*** INPUT DATA ***
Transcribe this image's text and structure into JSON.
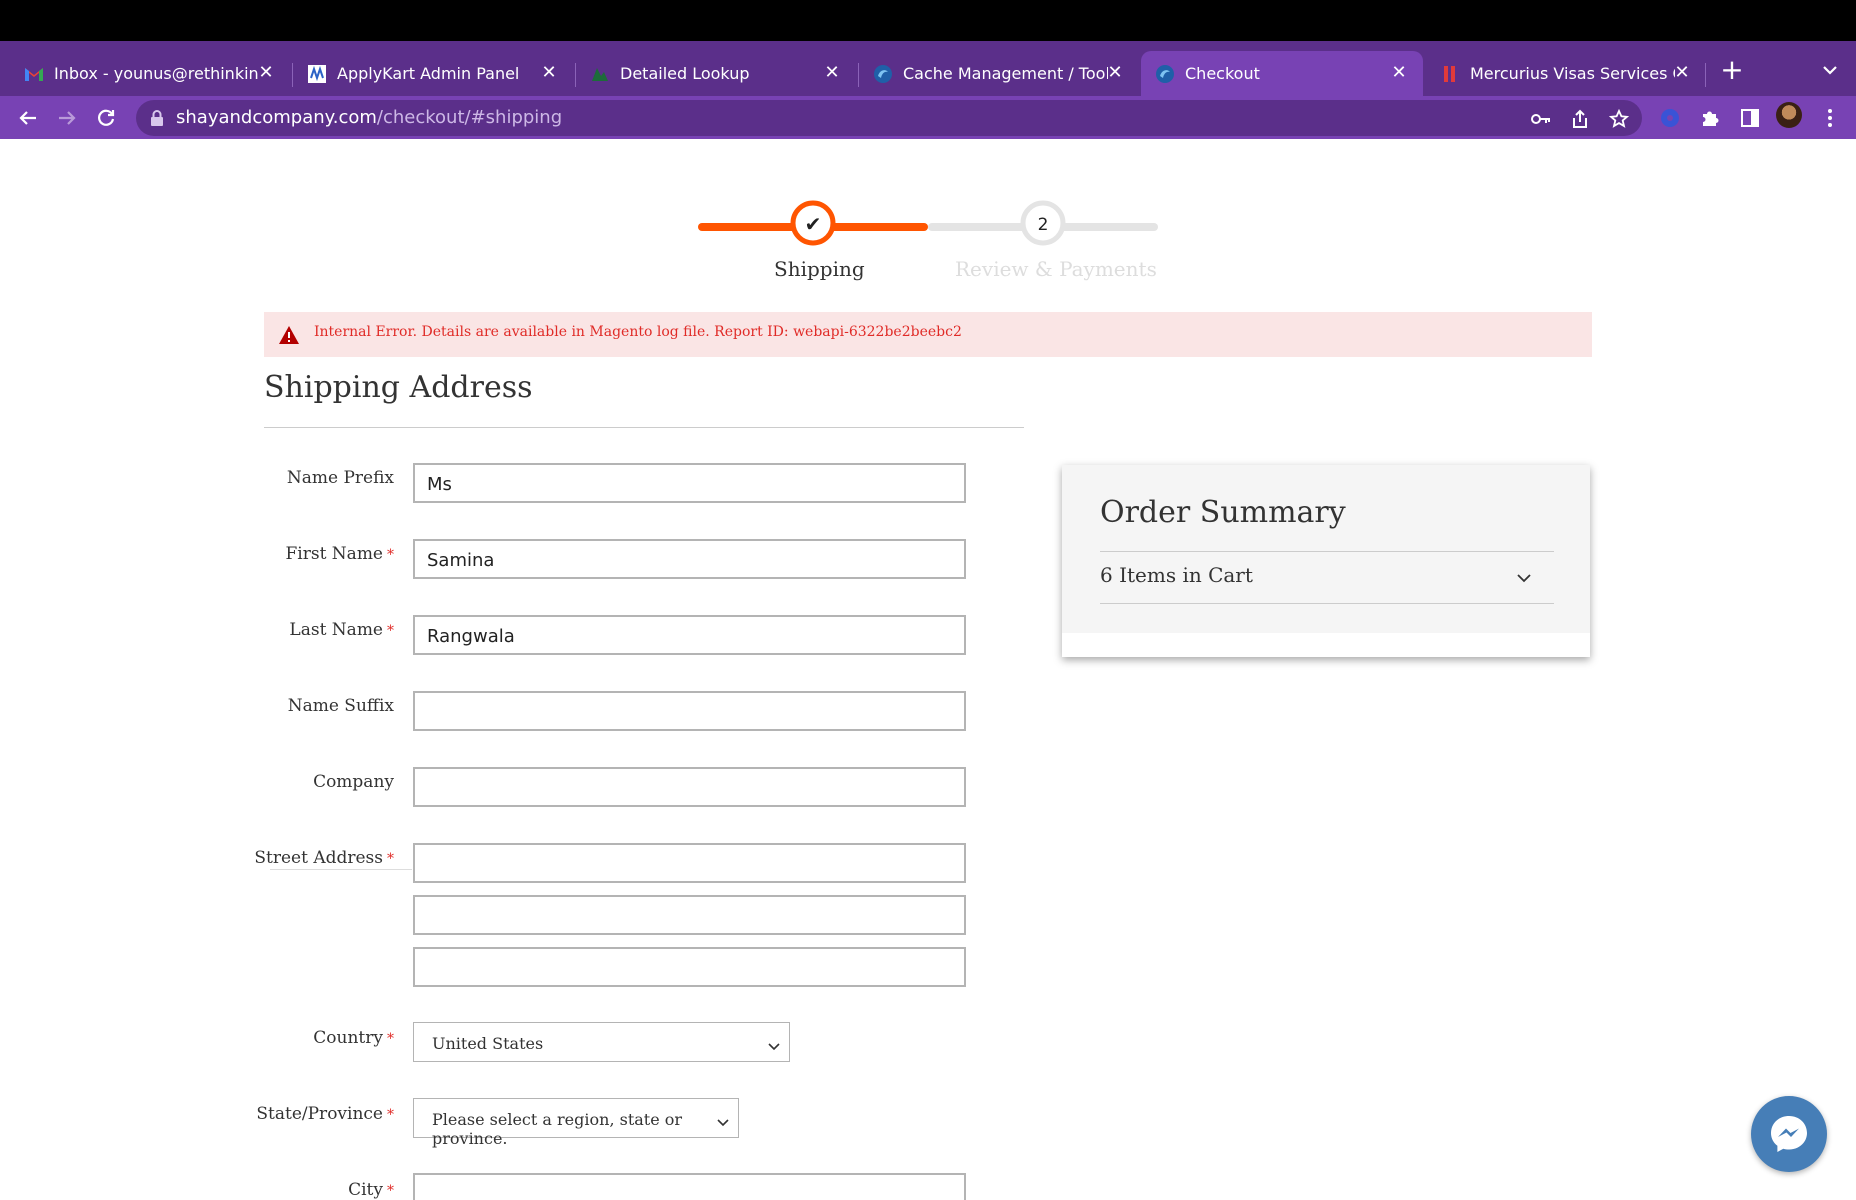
{
  "browser": {
    "tabs": [
      {
        "title": "Inbox - younus@rethinkingweb.com",
        "icon": "gmail-icon"
      },
      {
        "title": "ApplyKart Admin Panel",
        "icon": "applykart-icon"
      },
      {
        "title": "Detailed Lookup",
        "icon": "lookup-icon"
      },
      {
        "title": "Cache Management / Tools / Sys",
        "icon": "magento-icon"
      },
      {
        "title": "Checkout",
        "icon": "magento-icon",
        "active": true
      },
      {
        "title": "Mercurius Visas Services Global",
        "icon": "mercurius-icon"
      }
    ],
    "close_glyph": "✕",
    "new_tab_glyph": "+",
    "url_host": "shayandcompany.com",
    "url_path": "/checkout/#shipping"
  },
  "checkout": {
    "steps": [
      {
        "number": "✔",
        "label": "Shipping",
        "state": "complete"
      },
      {
        "number": "2",
        "label": "Review & Payments",
        "state": "upcoming"
      }
    ],
    "accent_color": "#ff5501",
    "error_message": "Internal Error. Details are available in Magento log file. Report ID: webapi-6322be2beebc2",
    "section_title": "Shipping Address",
    "required_marker": "*",
    "fields": {
      "name_prefix": {
        "label": "Name Prefix",
        "value": "Ms"
      },
      "first_name": {
        "label": "First Name",
        "value": "Samina"
      },
      "last_name": {
        "label": "Last Name",
        "value": "Rangwala"
      },
      "name_suffix": {
        "label": "Name Suffix",
        "value": ""
      },
      "company": {
        "label": "Company",
        "value": ""
      },
      "street_address": {
        "label": "Street Address",
        "lines": [
          "",
          "",
          ""
        ]
      },
      "country": {
        "label": "Country",
        "value": "United States"
      },
      "state": {
        "label": "State/Province",
        "value": "Please select a region, state or province."
      },
      "city": {
        "label": "City",
        "value": ""
      }
    }
  },
  "order_summary": {
    "title": "Order Summary",
    "items_in_cart": "6 Items in Cart"
  }
}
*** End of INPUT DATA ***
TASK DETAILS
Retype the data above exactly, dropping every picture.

RESULT
Transcribe this image's text and structure into JSON.
{
  "browser": {
    "tabs": [
      {
        "title": "Inbox - younus@rethinkingweb.com",
        "icon": "gmail-icon"
      },
      {
        "title": "ApplyKart Admin Panel",
        "icon": "applykart-icon"
      },
      {
        "title": "Detailed Lookup",
        "icon": "lookup-icon"
      },
      {
        "title": "Cache Management / Tools / Sys",
        "icon": "magento-icon"
      },
      {
        "title": "Checkout",
        "icon": "magento-icon",
        "active": true
      },
      {
        "title": "Mercurius Visas Services Global",
        "icon": "mercurius-icon"
      }
    ],
    "close_glyph": "✕",
    "new_tab_glyph": "+",
    "url_host": "shayandcompany.com",
    "url_path": "/checkout/#shipping"
  },
  "checkout": {
    "steps": [
      {
        "number": "✔",
        "label": "Shipping",
        "state": "complete"
      },
      {
        "number": "2",
        "label": "Review & Payments",
        "state": "upcoming"
      }
    ],
    "accent_color": "#ff5501",
    "error_message": "Internal Error. Details are available in Magento log file. Report ID: webapi-6322be2beebc2",
    "section_title": "Shipping Address",
    "required_marker": "*",
    "fields": {
      "name_prefix": {
        "label": "Name Prefix",
        "value": "Ms"
      },
      "first_name": {
        "label": "First Name",
        "value": "Samina"
      },
      "last_name": {
        "label": "Last Name",
        "value": "Rangwala"
      },
      "name_suffix": {
        "label": "Name Suffix",
        "value": ""
      },
      "company": {
        "label": "Company",
        "value": ""
      },
      "street_address": {
        "label": "Street Address",
        "lines": [
          "",
          "",
          ""
        ]
      },
      "country": {
        "label": "Country",
        "value": "United States"
      },
      "state": {
        "label": "State/Province",
        "value": "Please select a region, state or province."
      },
      "city": {
        "label": "City",
        "value": ""
      }
    }
  },
  "order_summary": {
    "title": "Order Summary",
    "items_in_cart": "6 Items in Cart"
  }
}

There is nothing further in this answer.